● **Goal of the exercise**:
Keep the wording of each record exactly the same when you repeat it, and leave out pictures.

● **Recorded information**:
*** Begin section ***

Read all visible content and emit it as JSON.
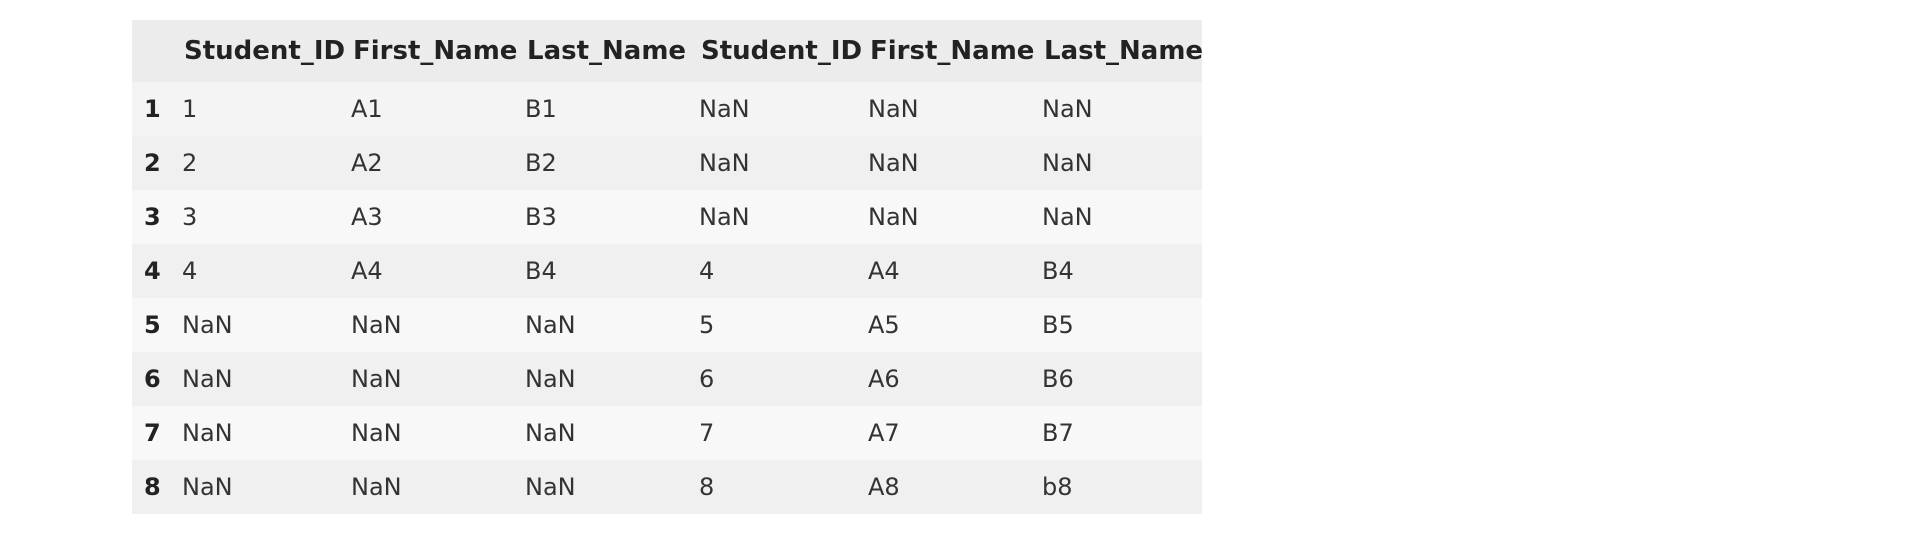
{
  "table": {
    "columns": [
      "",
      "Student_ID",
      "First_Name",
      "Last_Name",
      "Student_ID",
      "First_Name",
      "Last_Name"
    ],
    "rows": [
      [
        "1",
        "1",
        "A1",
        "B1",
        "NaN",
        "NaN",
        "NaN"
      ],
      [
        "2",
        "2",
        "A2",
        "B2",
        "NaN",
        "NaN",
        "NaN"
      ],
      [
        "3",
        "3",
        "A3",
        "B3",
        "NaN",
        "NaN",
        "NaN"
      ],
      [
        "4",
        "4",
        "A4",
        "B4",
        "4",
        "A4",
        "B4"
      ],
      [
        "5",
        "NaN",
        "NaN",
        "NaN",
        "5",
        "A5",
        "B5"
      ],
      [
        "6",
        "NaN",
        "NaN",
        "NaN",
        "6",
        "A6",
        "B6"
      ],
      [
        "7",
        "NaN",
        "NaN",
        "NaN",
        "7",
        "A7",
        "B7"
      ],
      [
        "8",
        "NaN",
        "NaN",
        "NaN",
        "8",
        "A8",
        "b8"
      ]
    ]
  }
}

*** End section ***

● **Solution to this task**:
Read all visible content and emit it as JSON.
{
  "table": {
    "columns": [
      "",
      "Student_ID",
      "First_Name",
      "Last_Name",
      "Student_ID",
      "First_Name",
      "Last_Name"
    ],
    "rows": [
      [
        "1",
        "1",
        "A1",
        "B1",
        "NaN",
        "NaN",
        "NaN"
      ],
      [
        "2",
        "2",
        "A2",
        "B2",
        "NaN",
        "NaN",
        "NaN"
      ],
      [
        "3",
        "3",
        "A3",
        "B3",
        "NaN",
        "NaN",
        "NaN"
      ],
      [
        "4",
        "4",
        "A4",
        "B4",
        "4",
        "A4",
        "B4"
      ],
      [
        "5",
        "NaN",
        "NaN",
        "NaN",
        "5",
        "A5",
        "B5"
      ],
      [
        "6",
        "NaN",
        "NaN",
        "NaN",
        "6",
        "A6",
        "B6"
      ],
      [
        "7",
        "NaN",
        "NaN",
        "NaN",
        "7",
        "A7",
        "B7"
      ],
      [
        "8",
        "NaN",
        "NaN",
        "NaN",
        "8",
        "A8",
        "b8"
      ]
    ]
  }
}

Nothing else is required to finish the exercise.